RECORDS SUPPLIED
━━━━━━━━━━━━━━━━━━━━

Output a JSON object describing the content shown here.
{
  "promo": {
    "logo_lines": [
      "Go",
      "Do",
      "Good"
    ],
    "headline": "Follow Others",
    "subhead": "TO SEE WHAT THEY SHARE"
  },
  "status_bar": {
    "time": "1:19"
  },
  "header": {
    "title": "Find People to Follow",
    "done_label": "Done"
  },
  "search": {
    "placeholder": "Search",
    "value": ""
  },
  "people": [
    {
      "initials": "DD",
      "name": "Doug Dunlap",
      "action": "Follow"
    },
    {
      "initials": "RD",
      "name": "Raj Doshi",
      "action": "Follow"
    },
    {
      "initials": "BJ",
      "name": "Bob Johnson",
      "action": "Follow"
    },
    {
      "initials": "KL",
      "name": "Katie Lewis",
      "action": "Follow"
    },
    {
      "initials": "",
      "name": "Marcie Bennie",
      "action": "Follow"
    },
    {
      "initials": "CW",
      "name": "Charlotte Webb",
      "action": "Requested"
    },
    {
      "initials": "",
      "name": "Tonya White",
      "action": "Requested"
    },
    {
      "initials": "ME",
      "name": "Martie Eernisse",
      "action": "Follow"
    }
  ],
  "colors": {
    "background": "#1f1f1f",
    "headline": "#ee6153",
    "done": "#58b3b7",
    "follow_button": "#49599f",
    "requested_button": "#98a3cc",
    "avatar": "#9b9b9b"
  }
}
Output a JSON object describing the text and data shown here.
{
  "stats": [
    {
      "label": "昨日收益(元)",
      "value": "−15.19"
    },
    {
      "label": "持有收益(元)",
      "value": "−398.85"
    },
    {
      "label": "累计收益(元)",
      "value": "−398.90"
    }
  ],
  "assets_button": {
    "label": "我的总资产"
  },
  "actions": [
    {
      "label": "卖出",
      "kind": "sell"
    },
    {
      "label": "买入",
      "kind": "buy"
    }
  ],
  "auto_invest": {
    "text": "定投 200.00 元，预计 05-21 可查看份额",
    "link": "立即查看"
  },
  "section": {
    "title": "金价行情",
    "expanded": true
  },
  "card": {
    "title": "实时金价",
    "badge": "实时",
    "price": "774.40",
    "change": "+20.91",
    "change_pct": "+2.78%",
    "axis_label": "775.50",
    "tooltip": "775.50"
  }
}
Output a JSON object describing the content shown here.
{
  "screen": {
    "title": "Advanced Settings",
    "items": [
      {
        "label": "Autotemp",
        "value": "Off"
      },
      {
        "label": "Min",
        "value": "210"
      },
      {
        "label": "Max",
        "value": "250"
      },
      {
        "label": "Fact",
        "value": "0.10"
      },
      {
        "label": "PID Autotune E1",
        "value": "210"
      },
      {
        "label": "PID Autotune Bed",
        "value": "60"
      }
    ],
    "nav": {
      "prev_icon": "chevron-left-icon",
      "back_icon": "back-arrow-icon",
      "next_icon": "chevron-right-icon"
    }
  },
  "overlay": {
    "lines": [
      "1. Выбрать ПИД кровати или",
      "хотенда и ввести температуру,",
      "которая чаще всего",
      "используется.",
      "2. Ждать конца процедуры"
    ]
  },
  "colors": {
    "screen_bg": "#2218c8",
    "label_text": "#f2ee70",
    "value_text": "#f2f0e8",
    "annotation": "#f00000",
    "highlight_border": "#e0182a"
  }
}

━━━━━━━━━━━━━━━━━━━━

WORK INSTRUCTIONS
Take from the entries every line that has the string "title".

ANSWER TO THIS EXERCISE
    "title": "Find People to Follow",
    "title": "金价行情",
    "title": "实时金价",
    "title": "Advanced Settings",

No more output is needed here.